Sitting at breakfast last week in Oslo, I opened the newspaper Dagbladet and did a Tex Avery-like double take. Is that a photograph of Tim Phillips, president of Americans for Prosperity and professional tax-hatin' bogeyman of the Rachel Maddow show, in a Norwegian newspaper? Indeed it is! And according to the article, Phillips recently spoke about grassroots organizing to members of the right-leaning Progress Party, prompting outrage amongst the country's intelligentsia. Raymond Johansen, party secretary of the Norwegian Labour Party, took to the Huffington Post to warn of the "Tea Party fear in Europe," pointing out, in wonderfully incoherent English, that Phillips and his sinister band of lobbyists "traveled the [United States] with a bloody hand logo to deny poor Americans the right to health insurance."
Most of the piece is unreadable. A few favorite lines: "Next week he shares the stage with non (sic) other then the Tea Party queen herself, Sarah Palin, to fight their common goal (sic) of tax cuts and limited government." Or this bit of Norwenglish: "I am truly afraid that our society will not be recognizable in 20 years if the right wing party comes to power, with the help of a speculative American lobbyist—far away from the real grass root." After you separate out the serious Google investigation—Koch! Astroturf! Disinformation campaigns!—Johansen and his comrades are merely suggesting that Tea Party-type protests have no place in the more placid European debate (Expect when you burn tires and riot in Oslo, protesting something-or-other related to the Middle East. But that's different).
Because in Europe, when you are mad at the banks, worried about austerity measures and rising unemployment, one wouldn't be so crass as to call people Marxists and demand that the government submit to the irrational will of angry taxpayers. After all, to pay taxes is the cost of being a member of the Folkhem.
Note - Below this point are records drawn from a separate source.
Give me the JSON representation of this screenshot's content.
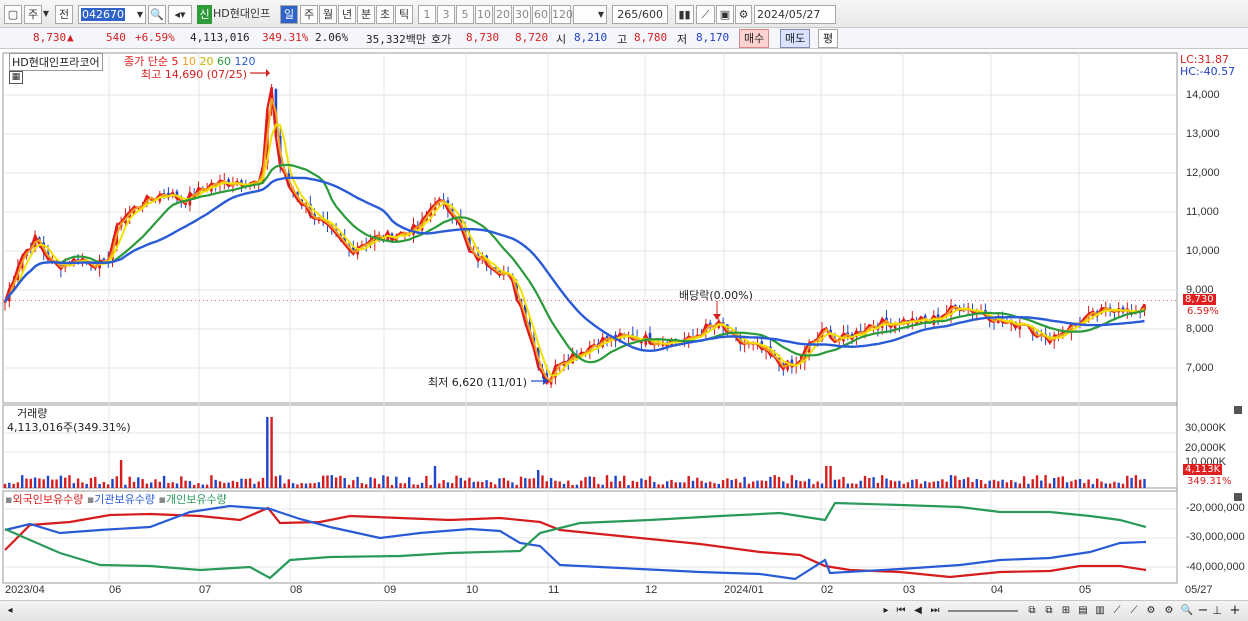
{
  "toolbar": {
    "market": "주",
    "type": "전",
    "code": "042670",
    "new_badge": "신",
    "stock_name": "HD현대인프",
    "periods": [
      "일",
      "주",
      "월",
      "년",
      "분",
      "초",
      "틱"
    ],
    "active_period": "일",
    "intervals": [
      "1",
      "3",
      "5",
      "10",
      "20",
      "30",
      "60",
      "120"
    ],
    "count": "265",
    "count_total": "/600",
    "date": "2024/05/27"
  },
  "quote": {
    "price": "8,730",
    "change": "540",
    "change_pct": "+6.59%",
    "volume": "4,113,016",
    "volume_ratio": "349.31%",
    "turnover": "2.06%",
    "amount": "35,332백만",
    "bid_label": "호가",
    "ask": "8,730",
    "bid": "8,720",
    "open_label": "시",
    "open": "8,210",
    "high_label": "고",
    "high": "8,780",
    "low_label": "저",
    "low": "8,170",
    "buy_label": "매수",
    "sell_label": "매도",
    "avg_label": "평"
  },
  "price_panel": {
    "stock_tag": "HD현대인프라코어",
    "ma_label": "종가 단순",
    "ma_periods": [
      {
        "label": "5",
        "color": "#e41a1a"
      },
      {
        "label": "10",
        "color": "#f0a020"
      },
      {
        "label": "20",
        "color": "#e8d400"
      },
      {
        "label": "60",
        "color": "#2a9a3a"
      },
      {
        "label": "120",
        "color": "#2a5bd7"
      }
    ],
    "lc": "LC:31.87",
    "hc": "HC:-40.57",
    "high_note": "최고 14,690 (07/25)",
    "low_note": "최저 6,620 (11/01)",
    "dividend_note": "배당락(0.00%)",
    "last_price_tag": "8,730",
    "last_pct_tag": "6.59%",
    "y_ticks": [
      "14,000",
      "13,000",
      "12,000",
      "11,000",
      "10,000",
      "9,000",
      "8,000",
      "7,000"
    ]
  },
  "volume_panel": {
    "title": "거래량",
    "value": "4,113,016주(349.31%)",
    "y_ticks": [
      "30,000K",
      "20,000K",
      "10,000K"
    ],
    "last_tag": "4,113K",
    "last_pct": "349.31%"
  },
  "holdings_panel": {
    "series": [
      {
        "label": "외국인보유수량",
        "color": "#d61c1c"
      },
      {
        "label": "기관보유수량",
        "color": "#2a5bd7"
      },
      {
        "label": "개인보유수량",
        "color": "#2a9a5a"
      }
    ],
    "y_ticks": [
      "-20,000,000",
      "-30,000,000",
      "-40,000,000"
    ]
  },
  "x_axis": [
    "2023/04",
    "06",
    "07",
    "08",
    "09",
    "10",
    "11",
    "12",
    "2024/01",
    "02",
    "03",
    "04",
    "05",
    "05/27"
  ],
  "chart_data": {
    "type": "line",
    "title": "HD현대인프라코어",
    "ylim": [
      6500,
      14700
    ],
    "price_close_approx": [
      {
        "x": "2023/04",
        "y": 8700
      },
      {
        "x": "05",
        "y": 10300
      },
      {
        "x": "06",
        "y": 11500
      },
      {
        "x": "07",
        "y": 12000
      },
      {
        "x": "07/25",
        "y": 14690
      },
      {
        "x": "08",
        "y": 11000
      },
      {
        "x": "09",
        "y": 10300
      },
      {
        "x": "09/end",
        "y": 11500
      },
      {
        "x": "10",
        "y": 9800
      },
      {
        "x": "11/01",
        "y": 6620
      },
      {
        "x": "12",
        "y": 7800
      },
      {
        "x": "2024/01",
        "y": 8000
      },
      {
        "x": "02",
        "y": 7800
      },
      {
        "x": "03",
        "y": 8200
      },
      {
        "x": "04",
        "y": 8000
      },
      {
        "x": "05",
        "y": 8400
      },
      {
        "x": "05/27",
        "y": 8730
      }
    ]
  }
}
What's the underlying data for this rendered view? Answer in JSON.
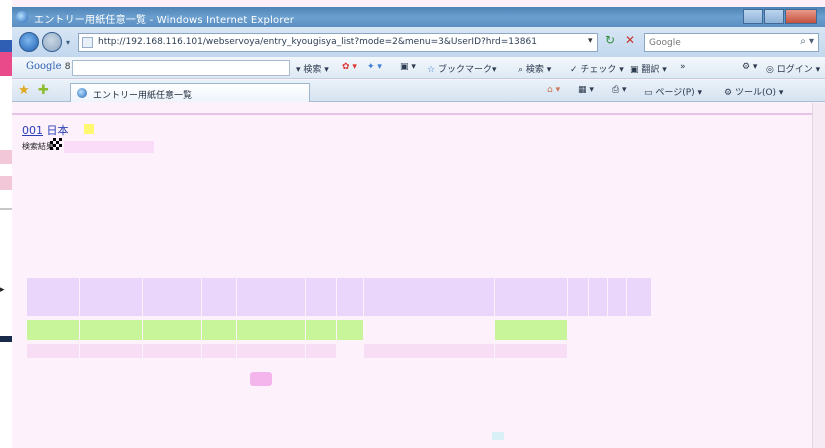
{
  "window": {
    "title": "エントリー用紙任意一覧 - Windows Internet Explorer"
  },
  "address_bar": {
    "url": "http://192.168.116.101/webservoya/entry_kyougisya_list?mode=2&menu=3&UserID?hrd=13861"
  },
  "search": {
    "placeholder": "Google"
  },
  "google_toolbar": {
    "logo": "Google",
    "logo_suffix": "8 ▾",
    "search_label": "検索",
    "bookmarks_label": "ブックマーク",
    "check_label": "チェック",
    "translate_label": "翻訳",
    "more_label": "»",
    "login_label": "ログイン"
  },
  "tabs": {
    "active_label": "エントリー用紙任意一覧"
  },
  "command_bar": {
    "page_label": "ページ(P)",
    "tools_label": "ツール(O)"
  },
  "page": {
    "header_num": "001",
    "header_text": "日本",
    "sub_text": "検索結果"
  },
  "table": {
    "columns": [
      "",
      "",
      "",
      "",
      "",
      "",
      "",
      "",
      "",
      "",
      "",
      "",
      ""
    ],
    "row1": [
      "",
      "",
      "",
      "",
      "",
      "",
      "",
      "",
      "",
      "",
      "",
      "",
      ""
    ],
    "row2": [
      "",
      "",
      "",
      "",
      "",
      "",
      "",
      "",
      "",
      "",
      "",
      "",
      ""
    ]
  },
  "colors": {
    "titlebar": "#5b8fc2",
    "content_bg": "#fdf0fb",
    "highlight_green": "#c8f59a",
    "header_purple": "#ead6fb",
    "link_blue": "#2a3fb8"
  }
}
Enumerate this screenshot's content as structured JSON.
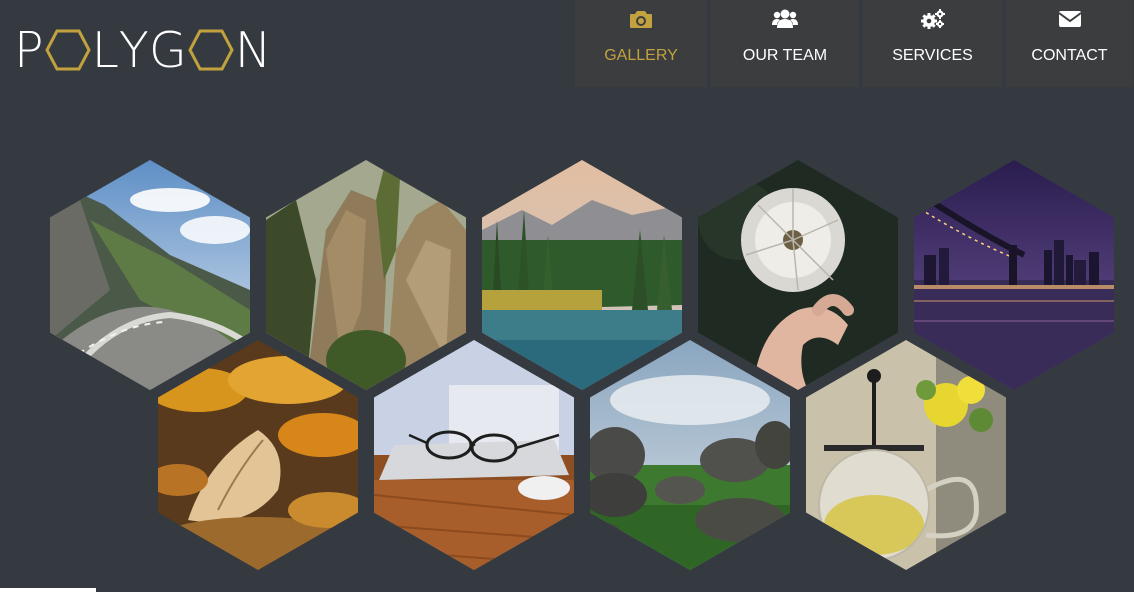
{
  "brand": {
    "letters": [
      "P",
      "L",
      "Y",
      "G",
      "N"
    ],
    "hex_color": "#c2a23e",
    "text_color": "#ffffff"
  },
  "nav": {
    "items": [
      {
        "label": "GALLERY",
        "icon": "camera-icon",
        "active": true
      },
      {
        "label": "OUR TEAM",
        "icon": "users-icon",
        "active": false
      },
      {
        "label": "SERVICES",
        "icon": "gears-icon",
        "active": false
      },
      {
        "label": "CONTACT",
        "icon": "envelope-icon",
        "active": false
      }
    ],
    "active_color": "#c2a23e",
    "bg_color": "#3c3d3f"
  },
  "gallery": {
    "tiles": [
      {
        "subject": "mountain road"
      },
      {
        "subject": "sandstone rocks"
      },
      {
        "subject": "mountain lake"
      },
      {
        "subject": "dandelion"
      },
      {
        "subject": "bridge at night"
      },
      {
        "subject": "autumn leaves"
      },
      {
        "subject": "glasses on laptop"
      },
      {
        "subject": "stones on grass"
      },
      {
        "subject": "tea pot"
      }
    ]
  },
  "colors": {
    "background": "#353a40"
  }
}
But Tea Parties? Not in Europe. Never. The pitchfork-toting crowd is a peculiar byproduct of the misinformed, disturbed politics of the United States, where Lindberghs, Limbaughs, and Levins have always proliferated. Protest movements on the continent, like the May 1st protests in Kungsträdgården, under a sea of Cuban flags and photos of Marx and Mao, are a more civilized celebration of dictatorship and egalitarianism.
Or how about the protests in Greece, where Tea Parti…errr…left-wing protesters took to the streets again today to demand that, as the government and economy collapses, that no austerity measures be taken. The result? Three people dead in the firebombing of a bank in Athens. CNN has the chilling details:
Three people died after a fire bomb hit a bank in central Athens, the Greek fire brigade told CNN. The victims, two women and a man, were bank employees, they said.
Protesters were throwing bottles at police guarding the burned-out bank, shouting "torturers" and "liars" because they don't believe people were killed inside. Riot police were moving in to push the crowd away, CNN's Diana Magnay reported from the scene.
Thank god there is no Tea Party movement in Greece, right?